In one extreme case of parental over-involvement, a college senior in December 2012 won a protective order against her parents for stalking and harassing her. Aubrey Ireland, 21, told a Cincinnati judge that her parents often drove 600 miles from their Kansas home to the College-Conservatory of Music at the University of Cincinnati, unannounced, to meet with college officials, and falsely accused her of promiscuity, drug use, and mental problems.
Her parents, Julie and David Ireland, admitted in court that they installed monitoring software on their daughter’s laptop and cellphone. But they said they had her best interests at heart. “She’s an only child who was catered to all her life by loving parents,” her mother told the judge.
Donna Pincus is a psychologist who directs the child and adolescent fear and anxiety treatment program at Boston University. Her recent book, “Growing up Brave,” offers parents advice on how to modify their behavior to allow for success and confidence among their children.
“Sometimes, kids need to feel the snow,” she says of snowplow parents. “It brings on such a feeling of confidence in yourself if you know how to navigate your way though life.”
Many colleges now offer parent orientation, which takes place simultaneously with, but separately from, student orientation. Sessions deal with what their children can expect, and how parents can best support them.
“The reality is that parents are here to stay, and it’s important for us to engage them in ways that can be helpful to them and their students,” says Neill.
Those who work with college students see the occasional parents who take the opposite approach: they cut way back on contact, believing their kid needs to be wholly independent.
Schiffrin says that’s also not ideal. “It has to be a gradual process where the adolescent is taking on more and more responsibility so they get to college with these skills.”
Many schools have written policies for dealing with calls from anxious or angry parents.
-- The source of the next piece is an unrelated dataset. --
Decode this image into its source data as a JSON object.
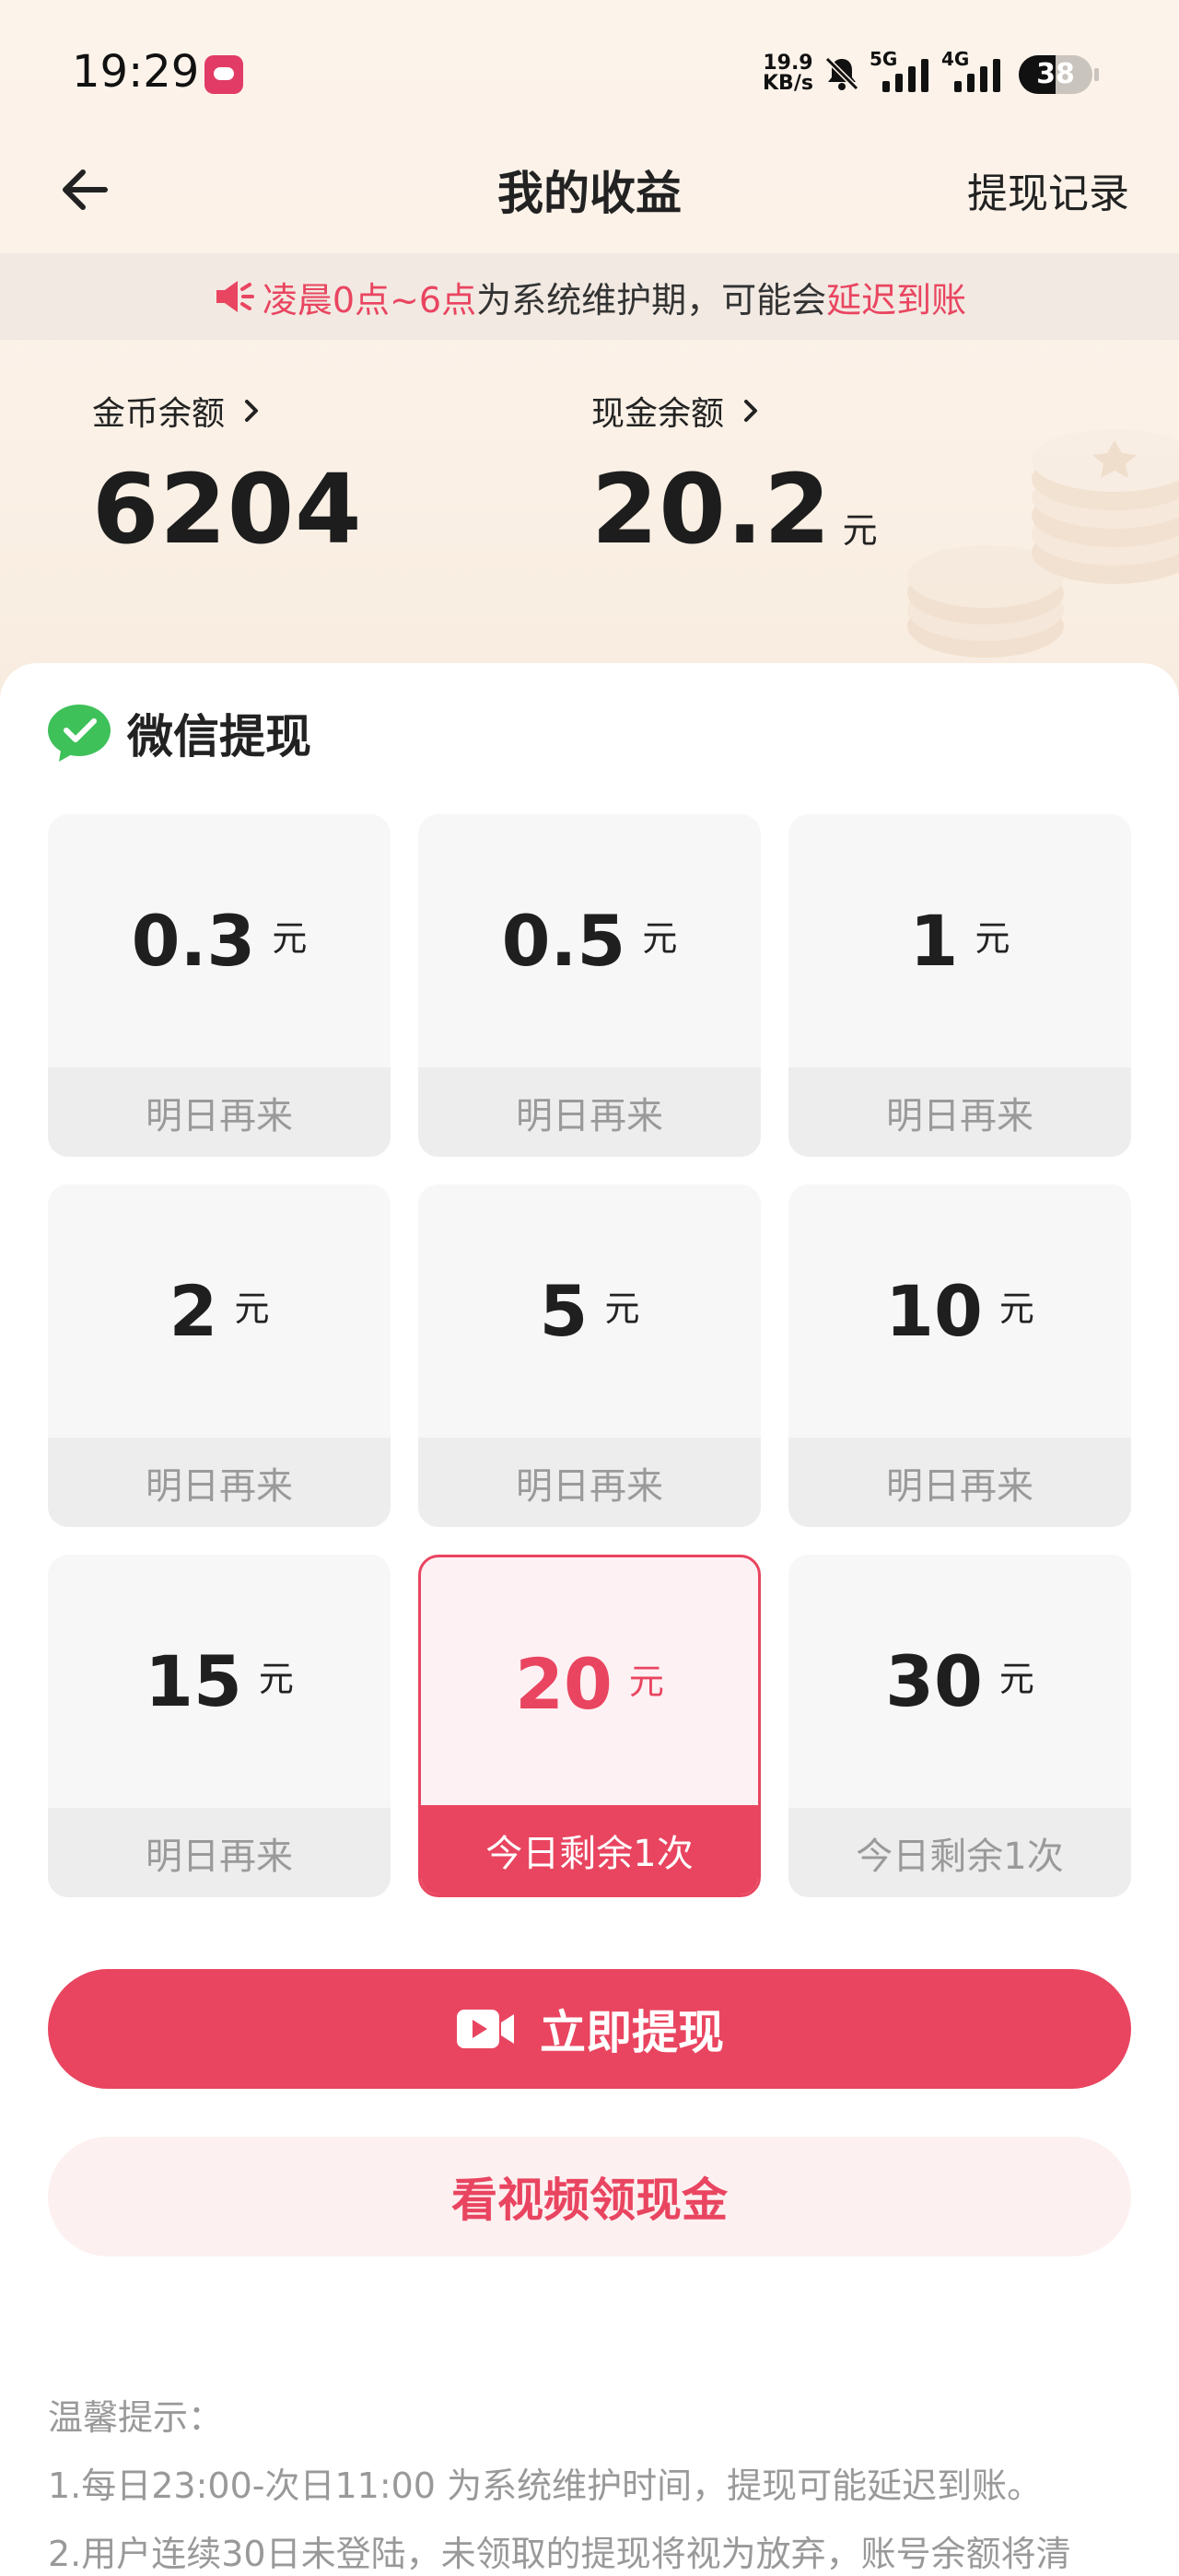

Federal law prohibits schools from disclosing information about students 18 and older without their consent.
“We have a pretty strict policy whereby we are not allowed to talk to parents about our students,” says Elizabeth Mehren, a BU journalism professor. “It’s certainly clear that our relationship is with the students.”
At Boston College, Chebator sometimes hears students refer to parents as their best friends.
“I understand that, but you can’t just be a friend, you have to be a parent,” he says. “You need to support your kids and make sure they have the information they need to make a decision, and sometimes you have to give them the opportunity to fail or else they won’t be prepared to deal with the larger problems all of us have to deal with in life.”
Bella English can be reached at firstname.lastname@example.org.